(Task prompt): Below are the records; copy each line in which "Company" occurs.

Dataset items:
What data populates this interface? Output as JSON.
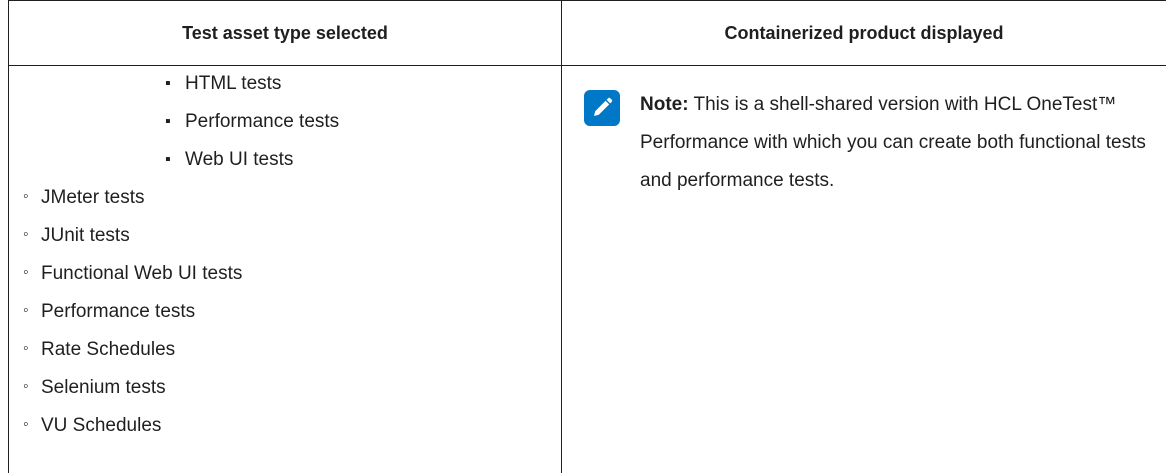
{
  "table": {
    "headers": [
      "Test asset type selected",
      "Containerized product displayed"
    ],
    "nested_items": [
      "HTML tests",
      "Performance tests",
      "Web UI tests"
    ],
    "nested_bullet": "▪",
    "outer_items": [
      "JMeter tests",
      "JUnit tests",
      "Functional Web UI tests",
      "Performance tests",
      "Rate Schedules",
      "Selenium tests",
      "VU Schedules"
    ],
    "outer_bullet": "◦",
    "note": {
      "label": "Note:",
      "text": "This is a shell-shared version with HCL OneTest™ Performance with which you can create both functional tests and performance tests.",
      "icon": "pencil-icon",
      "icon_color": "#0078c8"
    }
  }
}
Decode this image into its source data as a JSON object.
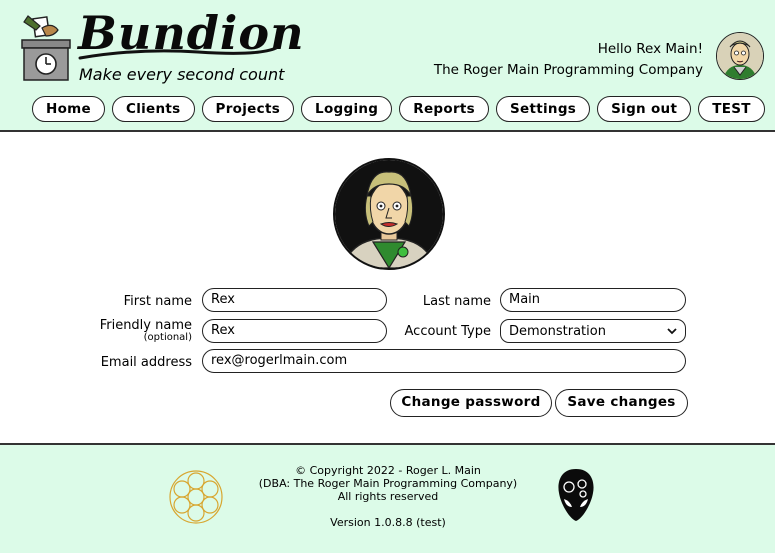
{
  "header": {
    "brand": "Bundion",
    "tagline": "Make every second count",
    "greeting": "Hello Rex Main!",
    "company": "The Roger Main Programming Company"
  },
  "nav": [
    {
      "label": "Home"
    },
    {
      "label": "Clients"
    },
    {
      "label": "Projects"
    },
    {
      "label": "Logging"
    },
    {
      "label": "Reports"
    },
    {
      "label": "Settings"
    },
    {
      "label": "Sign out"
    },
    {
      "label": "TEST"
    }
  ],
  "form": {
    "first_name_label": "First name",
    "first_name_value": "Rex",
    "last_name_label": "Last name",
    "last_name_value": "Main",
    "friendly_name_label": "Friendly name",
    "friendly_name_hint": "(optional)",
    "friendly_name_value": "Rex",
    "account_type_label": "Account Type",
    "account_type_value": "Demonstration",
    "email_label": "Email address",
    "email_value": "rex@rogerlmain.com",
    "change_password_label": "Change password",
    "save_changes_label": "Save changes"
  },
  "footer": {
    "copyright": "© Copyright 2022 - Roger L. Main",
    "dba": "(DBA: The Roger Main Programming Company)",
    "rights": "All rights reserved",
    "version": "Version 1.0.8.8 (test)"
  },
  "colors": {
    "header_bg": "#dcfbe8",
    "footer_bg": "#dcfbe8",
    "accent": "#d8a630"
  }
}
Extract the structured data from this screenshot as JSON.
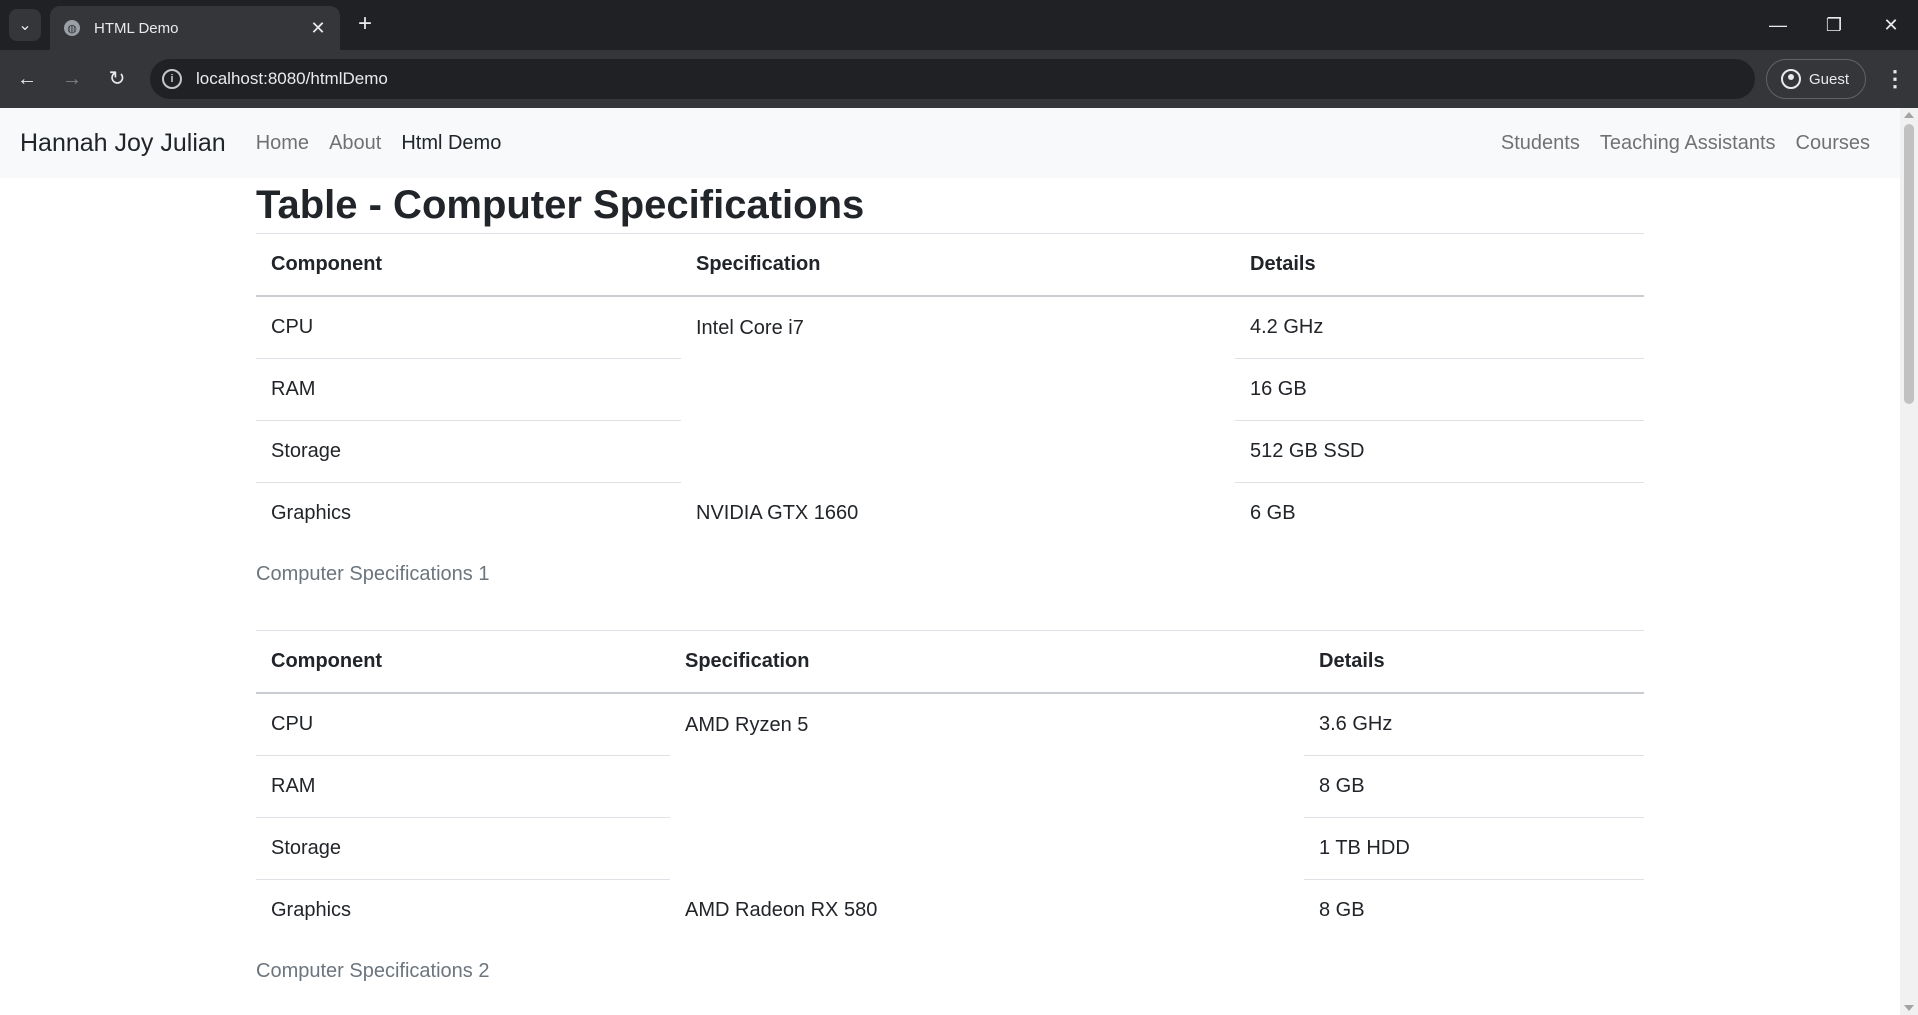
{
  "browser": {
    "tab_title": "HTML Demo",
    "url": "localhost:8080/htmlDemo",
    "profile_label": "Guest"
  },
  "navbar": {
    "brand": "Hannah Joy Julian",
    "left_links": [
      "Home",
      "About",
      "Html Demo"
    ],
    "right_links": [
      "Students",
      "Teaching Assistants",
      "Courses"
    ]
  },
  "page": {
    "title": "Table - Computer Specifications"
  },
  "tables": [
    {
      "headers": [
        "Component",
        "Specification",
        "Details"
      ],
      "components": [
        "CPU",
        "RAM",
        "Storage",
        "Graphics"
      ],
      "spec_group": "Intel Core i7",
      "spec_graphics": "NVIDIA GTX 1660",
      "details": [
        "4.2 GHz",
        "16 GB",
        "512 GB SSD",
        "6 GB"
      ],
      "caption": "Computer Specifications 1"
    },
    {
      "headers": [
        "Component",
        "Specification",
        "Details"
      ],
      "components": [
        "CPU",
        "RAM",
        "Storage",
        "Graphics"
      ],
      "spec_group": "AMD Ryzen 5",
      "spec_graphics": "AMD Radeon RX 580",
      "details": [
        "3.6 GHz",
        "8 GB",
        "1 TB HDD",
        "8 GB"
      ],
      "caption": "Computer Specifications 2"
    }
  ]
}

(Written answer):
    "company": "The Roger Main Programming Company"
    "dba": "(DBA: The Roger Main Programming Company)",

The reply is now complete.